A 2020 Uptime report warns that data center operators may have become complacent in their climate risk assessments, even though all evidence points to the fact that “the past is no longer a predictor of the future.” For instance, sea-level rise could overwhelm cables and other data transmission infrastructure, while the rise in large wildfires could directly threaten dozens of centers located in the West.
Meanwhile, storms are expected to intensify as well. A recent assessment found that roughly 3.3 gigawatts of data center capacity is in the federally recognized risk zone for hurricanes, and 6 gigawatts of capacity that is either planned or already under construction falls in the zone as well. And even when a data center itself is out of harm’s way, climate impacts have made power outages more likely, requiring centers to rely more on backup systems.
Given that data centers are designed to operate for 20 years — but are generally in use for much longer — the need to plan for how climate change is shifting baseline conditions is vital to ensuring operators aren’t caught off guard.
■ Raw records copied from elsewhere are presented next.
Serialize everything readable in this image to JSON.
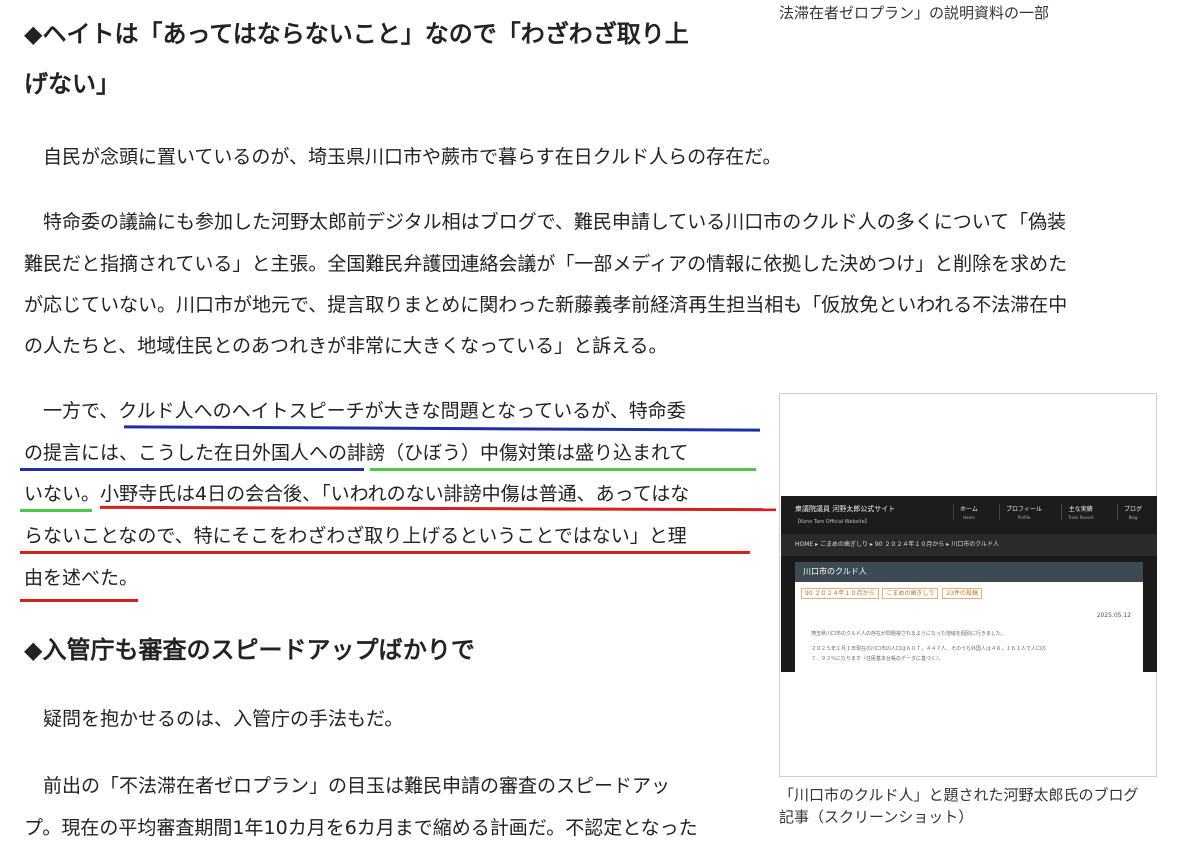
{
  "top_caption": "法滞在者ゼロプラン」の説明資料の一部",
  "headings": {
    "h1_line1": "◆ヘイトは「あってはならないこと」なので「わざわざ取り上",
    "h1_line2": "げない」",
    "h2": "◆入管庁も審査のスピードアップばかりで"
  },
  "paragraphs": {
    "p1": [
      "　自民が念頭に置いているのが、埼玉県川口市や蕨市で暮らす在日クルド人らの存在だ。"
    ],
    "p2": [
      "　特命委の議論にも参加した河野太郎前デジタル相はブログで、難民申請している川口市のクルド人の多くについて「偽装",
      "難民だと指摘されている」と主張。全国難民弁護団連絡会議が「一部メディアの情報に依拠した決めつけ」と削除を求めた",
      "が応じていない。川口市が地元で、提言取りまとめに関わった新藤義孝前経済再生担当相も「仮放免といわれる不法滞在中",
      "の人たちと、地域住民とのあつれきが非常に大きくなっている」と訴える。"
    ],
    "p3": [
      "　一方で、クルド人へのヘイトスピーチが大きな問題となっているが、特命委",
      "の提言には、こうした在日外国人への誹謗（ひぼう）中傷対策は盛り込まれて",
      "いない。小野寺氏は4日の会合後、「いわれのない誹謗中傷は普通、あってはな",
      "らないことなので、特にそこをわざわざ取り上げるということではない」と理",
      "由を述べた。"
    ],
    "p4": [
      "　疑問を抱かせるのは、入管庁の手法もだ。"
    ],
    "p5": [
      "　前出の「不法滞在者ゼロプラン」の目玉は難民申請の審査のスピードアッ",
      "プ。現在の平均審査期間1年10カ月を6カ月まで縮める計画だ。不認定となった"
    ]
  },
  "figure": {
    "site_name": "衆議院議員 河野太郎公式サイト",
    "site_sub": "【Kono Taro Official Website】",
    "nav": [
      {
        "label": "ホーム",
        "sub": "Home"
      },
      {
        "label": "プロフィール",
        "sub": "Profile"
      },
      {
        "label": "主な実績",
        "sub": "Track Record"
      },
      {
        "label": "ブログ",
        "sub": "Blog"
      }
    ],
    "breadcrumb": "HOME ▸ ごまめの歯ぎしり ▸ 90 ２０２４年１０月から ▸ 川口市のクルド人",
    "post_title": "川口市のクルド人",
    "tags": [
      "90 ２０２４年１０月から",
      "ごまめの歯ぎしり",
      "23件の投稿"
    ],
    "date": "2025.05.12",
    "text_lines": [
      "埼玉県川口市のクルド人の存在が問題視されるようになった地域を個別に行きました。",
      "２０２５年１月１日現在の川口市の人口は６０７，４４７人、そのうち外国人は４８，１６１人で人口の",
      "７．９３％になります（住民基本台帳のデータに基づく）。"
    ],
    "caption_line1": "「川口市のクルド人」と題された河野太郎氏のブログ",
    "caption_line2": "記事（スクリーンショット）"
  },
  "colors": {
    "underline_blue": "#1f2fa8",
    "underline_green": "#4ac94a",
    "underline_red": "#d81f1f"
  }
}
This isn’t necessarily a future problem either. In 2017, wildfires got within three blocks of Sonoma County’s data center, and also scattered the team responsible for operating it across Northern California. And just this year, Google and Oracle's data centers experienced cooling system failures amid record heat in the U.K.
To account for these risks, Uptime encourages companies to spread workloads between data centers and regions; if a storm hits Florida, a provider should have infrastructure out-of-state so service can continue without pause, which happened during Hurricane Ian last month. While this redundancy is easier for a large company with widespread data centers, even smaller companies can benefit from using secondary and out-of-region sites for backup and recovery in case a climate-related disaster causes data loss at the original site.
Smaller fixes could have a big climate resiliency payoff as well. Uptime recommends investing in disaster prediction resources, such as those developed by insurance companies, to pinpoint the likelihood of disasters at any given site and use that information to take steps to prepare data centers for disaster, from moving generators and pumps to higher ground to installing flood barriers. These steps can improve a center’s reliability when disaster hits. At least some companies are already taking these steps, including Equinix, which has a global footprint of more than 240 data centers.
“We have undertaken a climate risk and resilience review of all our sites with our insurers,” Stephen Donohoe, the company’s vice president of global data center design, and Andrew Higgins, director of engineering development and master planning, told Protocol in a joint statement. “Climate risks are an integral part of our due diligence process during site selection, with flood risk, wind risk, water stress and extreme temperatures considered prior to acquiring the site mitigation measures are considered during the design process.”
[W]e’ve been really emphasizing that this is coming … You’re better off being in front of it than behind it.”
Major enterprise operations may have no choice but to take some of these steps, given policy changes underway in Europe and the U.S.
The EU’s corporate sustainability reporting directive, which will come into effect in 2023, requires large companies operating on the continent to disclose their exposure to various risks, including climate change. In the U.S., the Securities and Exchange Commission is considering a similar set of rules that would also require that companies disclose climate risk information, though a final rule is still months away.
If the rule, which is still in flux, comes into force, even the most reactive data center companies will have to change their ways.
“In our publications and discussions with clients and members, we’ve been really emphasizing that this is coming,” said Dietrich. “You’re better off being in front of it than behind it.”